So last night I was mildly grumpy, having irrationally hoped that either the magic of having an RE appointment would make me pregnant (we tested yesterday a.m. - nope, at least not as of 9 dpo) or that the RE would have some magic wand to offer us. But the logical part of my brain realized that there is no magic wand and we do just have to wait.

Aaaand then, when we were getting ready for bed, there it was. Blood. Ok, no big deal, game is over for this cycle. But this time it's 9 dpo, which seems to say that there may indeed be a luteal phase issue. A few seconds later, however, Cait realized that my temperature had gone UP that morning, which seemed odd to us both. And this morning, it went up AGAIN, but I am still bleeding. So we have tested with two different tests this morning, which of course smirk at us with big ole glaring whiteness.
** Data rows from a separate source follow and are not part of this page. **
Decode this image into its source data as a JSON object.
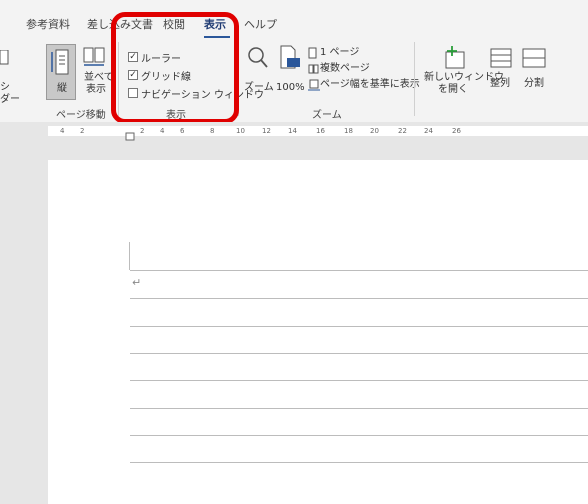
{
  "tabs": [
    "参考資料",
    "差し込み文書",
    "校閲",
    "表示",
    "ヘルプ"
  ],
  "active_tab": "表示",
  "groups": {
    "page_move": {
      "label": "ページ移動",
      "vertical_label": "縦",
      "side_by_side_label": [
        "並べて",
        "表示"
      ],
      "cut_label": [
        "シ",
        "ダー"
      ]
    },
    "show": {
      "label": "表示",
      "ruler": {
        "label": "ルーラー",
        "checked": true
      },
      "gridlines": {
        "label": "グリッド線",
        "checked": true
      },
      "nav_pane": {
        "label": "ナビゲーション ウィンドウ",
        "checked": false
      }
    },
    "zoom": {
      "label": "ズーム",
      "zoom_label": "ズーム",
      "hundred_label": "100%",
      "one_page": "1 ページ",
      "multi_page": "複数ページ",
      "page_width": "ページ幅を基準に表示"
    },
    "window": {
      "new_window": [
        "新しいウィンドウ",
        "を開く"
      ],
      "arrange": "整列",
      "split": "分割"
    }
  },
  "ruler_numbers": [
    "4",
    "2",
    "2",
    "4",
    "6",
    "8",
    "10",
    "12",
    "14",
    "16",
    "18",
    "20",
    "22",
    "24",
    "26"
  ],
  "document": {
    "return_mark": "↵"
  },
  "colors": {
    "highlight": "#e00000",
    "accent": "#2b579a"
  }
}
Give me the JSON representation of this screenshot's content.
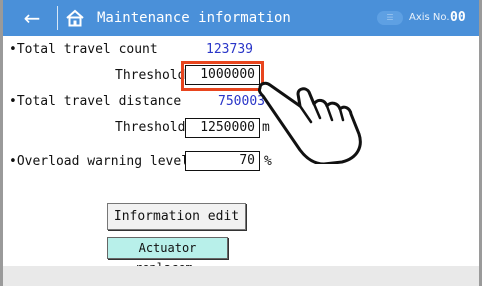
{
  "header": {
    "back_icon": "arrow-left-icon",
    "home_icon": "home-icon",
    "title": "Maintenance information",
    "axis_label": "Axis No.",
    "axis_number": "00",
    "color": "#4a90d9"
  },
  "main": {
    "travel_count_label": "•Total travel count",
    "travel_count_value": "123739",
    "count_threshold_label": "Threshold",
    "count_threshold_value": "1000000",
    "travel_distance_label": "•Total travel distance",
    "travel_distance_value": "750003",
    "distance_threshold_label": "Threshold",
    "distance_threshold_value": "1250000",
    "distance_unit": "m",
    "overload_label": "•Overload warning level",
    "overload_value": "70",
    "overload_unit": "%",
    "value_color": "#2a36c8",
    "highlight_color": "#e8451e"
  },
  "buttons": {
    "info_edit": "Information edit",
    "actuator_replace": "Actuator replacem."
  },
  "overlay": {
    "pointer_icon": "pointing-hand-icon"
  }
}
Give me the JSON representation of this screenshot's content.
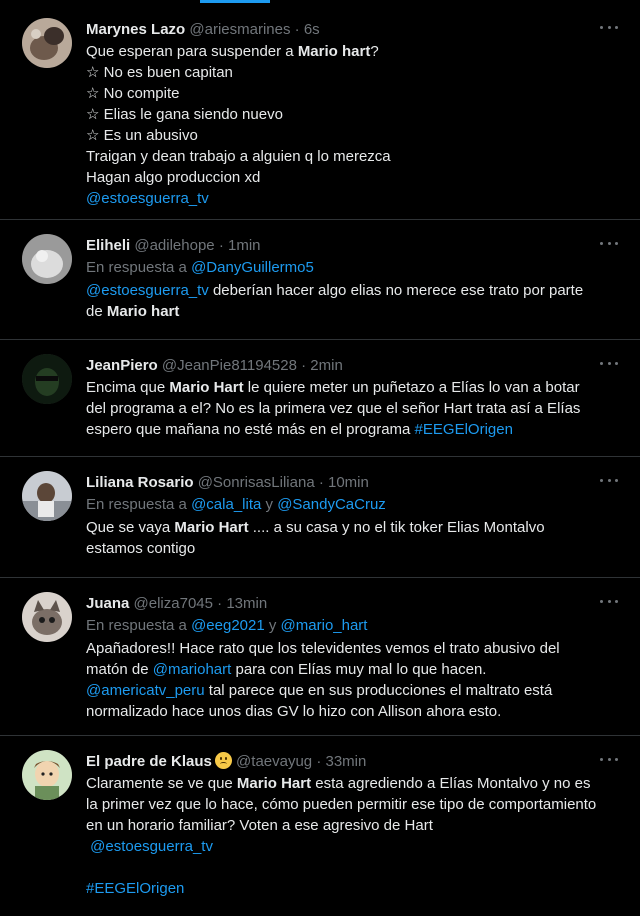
{
  "tweets": [
    {
      "name": "Marynes Lazo",
      "handle": "@ariesmarines",
      "sep": "·",
      "time": "6s",
      "lines": [
        [
          "Que esperan para suspender a ",
          "Mario hart",
          "?"
        ],
        [
          "☆ No es buen capitan"
        ],
        [
          "☆ No compite"
        ],
        [
          "☆ Elias le gana siendo nuevo"
        ],
        [
          "☆ Es un abusivo"
        ],
        [
          "Traigan  y dean trabajo a alguien q lo merezca"
        ],
        [
          "Hagan algo produccion xd"
        ]
      ],
      "mention": "@estoesguerra_tv"
    },
    {
      "name": "Eliheli",
      "handle": "@adilehope",
      "sep": "·",
      "time": "1min",
      "reply_prefix": "En respuesta a ",
      "reply_to": "@DanyGuillermo5",
      "text_mention": "@estoesguerra_tv",
      "text_a": " deberían hacer algo elias no merece ese trato por parte de ",
      "text_bold": "Mario hart"
    },
    {
      "name": "JeanPiero",
      "handle": "@JeanPie81194528",
      "sep": "·",
      "time": "2min",
      "text_a": "Encima que ",
      "text_bold": "Mario Hart",
      "text_b": " le quiere meter un puñetazo a Elías lo van a botar del programa a el? No es la primera vez que el señor Hart trata así a Elías espero que mañana no esté más en el programa ",
      "hashtag": "#EEGElOrigen"
    },
    {
      "name": "Liliana Rosario",
      "handle": "@SonrisasLiliana",
      "sep": "·",
      "time": "10min",
      "reply_prefix": "En respuesta a ",
      "reply_to": "@cala_lita",
      "reply_and": " y ",
      "reply_to2": "@SandyCaCruz",
      "text_a": "Que se vaya ",
      "text_bold": "Mario Hart",
      "text_b": " .... a su casa y no el tik toker Elias Montalvo estamos contigo"
    },
    {
      "name": "Juana",
      "handle": "@eliza7045",
      "sep": "·",
      "time": "13min",
      "reply_prefix": "En respuesta a ",
      "reply_to": "@eeg2021",
      "reply_and": " y ",
      "reply_to2": "@mario_hart",
      "text_a": "Apañadores!! Hace rato que los televidentes vemos el trato abusivo del matón de ",
      "mention1": "@mariohart",
      "text_b": " para con Elías muy mal lo que hacen.",
      "mention2": "@americatv_peru",
      "text_c": " tal parece que en sus producciones el maltrato está normalizado hace unos dias GV lo hizo con Allison ahora esto."
    },
    {
      "name": "El padre de Klaus",
      "handle": "@taevayug",
      "sep": "·",
      "time": "33min",
      "emoji": "sad-face",
      "text_a": "Claramente se ve que ",
      "text_bold": "Mario Hart",
      "text_b": " esta agrediendo a Elías Montalvo y no es la primer vez que lo hace, cómo pueden permitir ese tipo de comportamiento en un horario familiar? Voten a ese agresivo de Hart",
      "mention": "@estoesguerra_tv",
      "hashtag": "#EEGElOrigen"
    }
  ],
  "colors": {
    "accent": "#1d9bf0",
    "muted": "#71767b",
    "text": "#e7e9ea",
    "border": "#2f3336"
  }
}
I mean, I guess we can just chalk this up to postpartum weirdness. But it leaves us hanging about what to do next -- and the temp rise has us wondering if I might have conceived but implantation failed due to progesterone issues. Do we take a cycle off (even though the third insem has been the successful one each of our preceding attempts)? Do more testing? Try preemptive progesterone? Argh. Yesterday afternoon, the prospect of just slogging through a few more cycles and waiting until it worked seemed frustrating enough. Now that seems like a delightful course of action compared to all this uncertainty and the possibility of a problem. And of course, we are almost out of sperm, but that's a subject for another post.

UPDATE: Bleeding stopped early this morning and hasn't returned. Caught between stupid hope that it was implantation bleeding, and the pessimistic voice that says that surely temps will crash and full bleeding will start tomorrow. Nothing to do but wait.

*Yes, we were THOSE PEOPLE and brought N. to the RE's. That's actually what I planned to blog about but that will have to wait.

Tuesday, October 02, 2007

Oct. 1

Yesterday was the 3 year anniversary of the bad ultrasound--the one where we found out Coqui had died. Yesterday at an ungodly hour of the morning, we inseminated. In approximately 13 days we'll find out if there's any hope of redeeming the month of October. Having just finished an extremely frustrating phone call about work, I'm not feeling optimistic at the moment. It's OK if you are though. Somebody should.